This is a simple, harmless, and hilarious practical joke, that has claimed me as a victim. The setting is a pool hall, bar, or anyplace else with a pool (billiards) table. Place any ball at one end of the table and give your victim the cue ball. Challenge the victim to focus on the cue ball while walking around the pool table three times. At the end of the third time, the victim is to place the cue ball on the table, take a cue stick and hit the cue ball so that it stikes the ball at the other end of the table. This is very difficult to do; not because of a loss of coordination from walking and staring at the ball, but because while the victim is concentrating on the ball, you lick your finger and wipe chalk off the end of the cue stick. The victim will miscue almost every time. It gets funnier, because if the victim is like me, he/she will be determined and try it again.

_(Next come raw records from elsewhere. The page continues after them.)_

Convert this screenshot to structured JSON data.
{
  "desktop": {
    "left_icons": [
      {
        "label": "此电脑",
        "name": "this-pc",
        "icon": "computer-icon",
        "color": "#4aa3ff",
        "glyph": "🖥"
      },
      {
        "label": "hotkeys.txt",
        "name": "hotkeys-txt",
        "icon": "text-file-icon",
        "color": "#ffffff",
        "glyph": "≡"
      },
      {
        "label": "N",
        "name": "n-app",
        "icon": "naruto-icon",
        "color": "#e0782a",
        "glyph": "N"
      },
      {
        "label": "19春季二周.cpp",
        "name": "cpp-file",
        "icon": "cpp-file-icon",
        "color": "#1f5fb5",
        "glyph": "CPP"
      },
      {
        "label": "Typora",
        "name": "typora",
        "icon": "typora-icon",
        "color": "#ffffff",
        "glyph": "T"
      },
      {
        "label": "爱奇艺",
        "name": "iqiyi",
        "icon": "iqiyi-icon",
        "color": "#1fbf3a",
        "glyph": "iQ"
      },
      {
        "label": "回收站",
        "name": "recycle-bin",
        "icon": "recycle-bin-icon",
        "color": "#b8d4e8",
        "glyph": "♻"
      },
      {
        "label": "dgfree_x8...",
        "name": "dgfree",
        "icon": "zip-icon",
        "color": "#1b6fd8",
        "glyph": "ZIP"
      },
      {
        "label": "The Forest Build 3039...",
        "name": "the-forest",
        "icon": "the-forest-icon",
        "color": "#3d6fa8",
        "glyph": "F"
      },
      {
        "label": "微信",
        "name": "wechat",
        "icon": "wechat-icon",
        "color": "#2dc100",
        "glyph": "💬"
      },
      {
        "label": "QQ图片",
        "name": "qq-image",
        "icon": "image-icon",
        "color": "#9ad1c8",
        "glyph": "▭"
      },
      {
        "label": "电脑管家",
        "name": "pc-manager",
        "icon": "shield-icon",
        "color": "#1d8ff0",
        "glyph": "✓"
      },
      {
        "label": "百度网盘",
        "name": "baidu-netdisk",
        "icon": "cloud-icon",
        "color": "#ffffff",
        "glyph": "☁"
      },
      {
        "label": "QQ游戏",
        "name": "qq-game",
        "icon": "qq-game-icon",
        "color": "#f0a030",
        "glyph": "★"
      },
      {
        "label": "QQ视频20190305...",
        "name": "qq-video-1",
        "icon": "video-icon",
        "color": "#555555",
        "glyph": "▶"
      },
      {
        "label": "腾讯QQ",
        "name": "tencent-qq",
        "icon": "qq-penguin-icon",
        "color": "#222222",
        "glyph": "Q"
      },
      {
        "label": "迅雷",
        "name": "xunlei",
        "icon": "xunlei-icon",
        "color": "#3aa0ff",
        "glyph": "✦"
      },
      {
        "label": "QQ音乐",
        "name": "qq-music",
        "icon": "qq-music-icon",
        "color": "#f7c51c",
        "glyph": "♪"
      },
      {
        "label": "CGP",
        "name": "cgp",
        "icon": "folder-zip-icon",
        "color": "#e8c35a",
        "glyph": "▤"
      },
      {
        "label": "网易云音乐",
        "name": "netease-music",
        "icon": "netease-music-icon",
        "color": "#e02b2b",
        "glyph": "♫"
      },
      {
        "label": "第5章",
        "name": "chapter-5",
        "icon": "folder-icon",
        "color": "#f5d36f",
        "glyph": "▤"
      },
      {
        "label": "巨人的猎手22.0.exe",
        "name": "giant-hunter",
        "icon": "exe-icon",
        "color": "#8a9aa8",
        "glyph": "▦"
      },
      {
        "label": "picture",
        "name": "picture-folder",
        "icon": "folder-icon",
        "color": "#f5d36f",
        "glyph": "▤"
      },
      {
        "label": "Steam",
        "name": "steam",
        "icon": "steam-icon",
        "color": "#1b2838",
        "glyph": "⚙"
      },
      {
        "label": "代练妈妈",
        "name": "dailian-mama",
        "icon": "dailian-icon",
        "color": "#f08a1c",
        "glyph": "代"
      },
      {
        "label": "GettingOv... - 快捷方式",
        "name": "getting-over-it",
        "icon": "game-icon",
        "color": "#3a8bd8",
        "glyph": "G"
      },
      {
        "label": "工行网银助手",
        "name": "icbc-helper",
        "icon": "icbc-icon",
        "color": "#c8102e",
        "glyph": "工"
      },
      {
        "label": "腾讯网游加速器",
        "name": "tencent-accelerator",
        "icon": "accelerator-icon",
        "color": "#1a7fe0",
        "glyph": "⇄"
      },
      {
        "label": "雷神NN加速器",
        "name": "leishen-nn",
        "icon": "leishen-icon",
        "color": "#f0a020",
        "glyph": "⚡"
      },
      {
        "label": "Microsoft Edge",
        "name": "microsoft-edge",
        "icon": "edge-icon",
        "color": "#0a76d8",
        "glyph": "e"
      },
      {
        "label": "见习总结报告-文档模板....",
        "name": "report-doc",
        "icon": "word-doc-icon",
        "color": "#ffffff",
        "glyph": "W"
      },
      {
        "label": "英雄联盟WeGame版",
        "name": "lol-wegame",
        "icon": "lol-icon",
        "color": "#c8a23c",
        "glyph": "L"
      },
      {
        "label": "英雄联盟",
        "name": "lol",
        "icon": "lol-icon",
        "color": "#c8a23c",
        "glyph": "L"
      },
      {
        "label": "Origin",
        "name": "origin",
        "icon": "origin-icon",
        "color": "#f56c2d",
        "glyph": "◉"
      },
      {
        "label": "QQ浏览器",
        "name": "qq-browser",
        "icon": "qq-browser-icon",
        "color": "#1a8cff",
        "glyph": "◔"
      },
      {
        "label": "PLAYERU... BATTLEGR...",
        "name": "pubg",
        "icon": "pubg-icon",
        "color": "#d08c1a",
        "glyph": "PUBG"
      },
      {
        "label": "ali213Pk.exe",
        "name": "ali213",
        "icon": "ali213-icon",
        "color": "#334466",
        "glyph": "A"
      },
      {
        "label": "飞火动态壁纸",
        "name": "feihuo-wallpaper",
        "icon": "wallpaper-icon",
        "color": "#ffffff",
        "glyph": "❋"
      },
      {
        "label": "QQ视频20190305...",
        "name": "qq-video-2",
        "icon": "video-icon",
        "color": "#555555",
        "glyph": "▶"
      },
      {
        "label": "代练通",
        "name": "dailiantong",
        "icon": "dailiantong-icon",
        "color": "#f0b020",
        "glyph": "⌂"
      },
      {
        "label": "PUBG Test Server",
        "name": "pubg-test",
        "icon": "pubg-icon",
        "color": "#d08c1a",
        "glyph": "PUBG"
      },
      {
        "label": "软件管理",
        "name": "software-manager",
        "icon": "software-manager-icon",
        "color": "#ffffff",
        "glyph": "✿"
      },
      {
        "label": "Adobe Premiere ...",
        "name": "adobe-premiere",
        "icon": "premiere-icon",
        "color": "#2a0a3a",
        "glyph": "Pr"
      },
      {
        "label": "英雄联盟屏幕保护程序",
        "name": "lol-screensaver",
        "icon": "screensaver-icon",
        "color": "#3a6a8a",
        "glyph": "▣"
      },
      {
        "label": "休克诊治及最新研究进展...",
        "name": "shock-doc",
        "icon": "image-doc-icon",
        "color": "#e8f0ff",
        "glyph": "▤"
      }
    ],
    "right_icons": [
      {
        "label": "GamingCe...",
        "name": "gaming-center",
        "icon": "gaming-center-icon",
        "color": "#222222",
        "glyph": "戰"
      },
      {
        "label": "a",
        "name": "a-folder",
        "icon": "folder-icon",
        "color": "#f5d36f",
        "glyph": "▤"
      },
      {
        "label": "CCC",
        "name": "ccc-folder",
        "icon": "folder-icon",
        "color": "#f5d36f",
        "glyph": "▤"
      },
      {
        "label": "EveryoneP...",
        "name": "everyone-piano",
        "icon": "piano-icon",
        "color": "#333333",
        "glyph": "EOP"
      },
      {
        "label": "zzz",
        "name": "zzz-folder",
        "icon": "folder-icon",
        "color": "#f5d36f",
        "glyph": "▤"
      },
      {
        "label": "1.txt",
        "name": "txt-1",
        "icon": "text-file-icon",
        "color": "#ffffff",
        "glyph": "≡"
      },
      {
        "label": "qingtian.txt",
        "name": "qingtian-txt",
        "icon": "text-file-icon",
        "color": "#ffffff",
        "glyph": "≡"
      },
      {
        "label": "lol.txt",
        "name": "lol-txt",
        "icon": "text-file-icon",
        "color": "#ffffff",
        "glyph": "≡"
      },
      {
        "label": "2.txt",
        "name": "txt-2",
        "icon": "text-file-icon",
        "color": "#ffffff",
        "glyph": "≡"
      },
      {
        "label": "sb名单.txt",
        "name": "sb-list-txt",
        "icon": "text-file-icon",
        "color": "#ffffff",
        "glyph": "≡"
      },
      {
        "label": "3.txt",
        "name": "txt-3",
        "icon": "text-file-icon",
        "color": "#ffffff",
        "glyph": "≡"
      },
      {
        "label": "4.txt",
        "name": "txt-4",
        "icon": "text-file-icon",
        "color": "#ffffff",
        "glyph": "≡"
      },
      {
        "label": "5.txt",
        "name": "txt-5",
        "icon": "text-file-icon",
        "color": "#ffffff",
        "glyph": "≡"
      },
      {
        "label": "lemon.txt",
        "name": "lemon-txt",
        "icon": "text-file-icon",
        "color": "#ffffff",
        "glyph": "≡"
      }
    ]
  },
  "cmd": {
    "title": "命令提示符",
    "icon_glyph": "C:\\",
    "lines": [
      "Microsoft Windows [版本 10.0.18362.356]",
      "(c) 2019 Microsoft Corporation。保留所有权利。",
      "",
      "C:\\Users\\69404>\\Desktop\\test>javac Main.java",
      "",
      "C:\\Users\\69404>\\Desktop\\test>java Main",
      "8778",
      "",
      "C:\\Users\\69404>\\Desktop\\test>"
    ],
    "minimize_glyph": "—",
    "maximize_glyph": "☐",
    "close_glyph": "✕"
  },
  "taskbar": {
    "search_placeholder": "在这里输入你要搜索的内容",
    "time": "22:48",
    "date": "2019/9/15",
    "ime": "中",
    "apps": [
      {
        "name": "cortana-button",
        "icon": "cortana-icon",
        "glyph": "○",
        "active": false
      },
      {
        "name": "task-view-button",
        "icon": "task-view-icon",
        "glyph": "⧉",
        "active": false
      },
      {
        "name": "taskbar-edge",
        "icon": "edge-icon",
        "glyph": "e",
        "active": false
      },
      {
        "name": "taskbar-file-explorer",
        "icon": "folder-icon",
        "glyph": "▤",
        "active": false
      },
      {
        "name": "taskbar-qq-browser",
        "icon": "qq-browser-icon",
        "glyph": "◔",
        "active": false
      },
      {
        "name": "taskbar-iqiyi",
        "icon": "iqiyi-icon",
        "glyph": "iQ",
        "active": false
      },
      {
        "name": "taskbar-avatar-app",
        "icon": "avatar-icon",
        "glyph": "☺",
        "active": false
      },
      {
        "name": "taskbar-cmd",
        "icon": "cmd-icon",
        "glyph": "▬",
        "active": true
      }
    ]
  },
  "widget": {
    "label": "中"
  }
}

We’re falling fast

A few months ago I was flying down to L.A. from San Francisco with a friend. He had stayed up too late the night before and promptly fell fast asleep as soon as we were airborne. The airline magazines soon paled, so I looked around for some way to entertain myself until we reached L.A. I went up the steward and asked if I could borrow one of the oxygen masks that they use in their little speech just before take-off. He looked puzzled and said that they didn’t work and were just for demonstration. I said I didn’t care, and much to my surprise, he gave it to me. I took it back to my seat, put it on, and strung the hose to the up just above my head. Then I reached down and shook my friend furiously. As he groggily woke up, I yelled, “Quick, put on your mask, we’re falling fast!”

The look on his face was pretty classic! Interestingly enough, he didn’t fall back asleep on the plane.

Reclining Nude Lead

Get a thin sheet of lead, cut out the outline of a reclining nude (trace from a magazine if you wish), tape it onto an inside wall of your suitcase. If you’re really artsy, glue or sew on a cover sheet, such that the deception is non-obvious when the people check it. Other shapes, or messages (taped onto cardboard) work too. Don’t do something that suggests a hijack attempt.

Missles Launched

Last year I had a job teaching an officeful of secretaries to use their IBM XT. Well, for April Fools Day, I inserted a Pascal program at the beginning of the AUTOEXEC.BAT file (runs on startup). The program essentially said “Hello, Department of Defense Missile Network…” and gave instructions which led to “Missiles Launched”, and “congratulations, you have just launched World War III. Say goodbye to everything you love.” I slowed down the printing to match 300 baud, so it looked quite threatening. After the “say good-bye message”, I had it tell the user to hit RETURN, after which the program said APRIL FOOL and went on to the normal programs.

The results were interesting. The people who were comfortable with the computer loved it. The real computerphobe registered only that this wasn’t her database program, and (as usual) demanded key-by-key instruction, ignoring the prefectly good instructions on the screen. No-one really was startled, they didn’t have the background.

Go Take a Flying Leap

An OSU Architecture prof (I’ll call him Dr. Jones) had a habit of telling his students to “Go take a flying leap” when they gave dumb answers. One student decided to take the prof to task; the class was taught in a second floor room so the student practiced jumping out the window (with the help of an assistant who would catch his arms as he jumped). The two got this down to an art, and one day provoked the “flying leap” comment from Dr. Jones. The student said, “Okay, if you say so,” turned around, and leapt out the window. His partner (who was supposed to grab him but say, “oh God, I missed him !”) *did* miss, and the jumper fell and broke his ankle.

No, this is not a cut on stupid practical jokes. The humor follows:

As a result of this episode, the department chairman had to file an accident report. One line of the form requires the DC to outline “What actions will be taken to prevent future recurrences of this accident ?”

The Department Chief answered, “In the future, all of Dr. Jones’s courses will be taught in the basement.”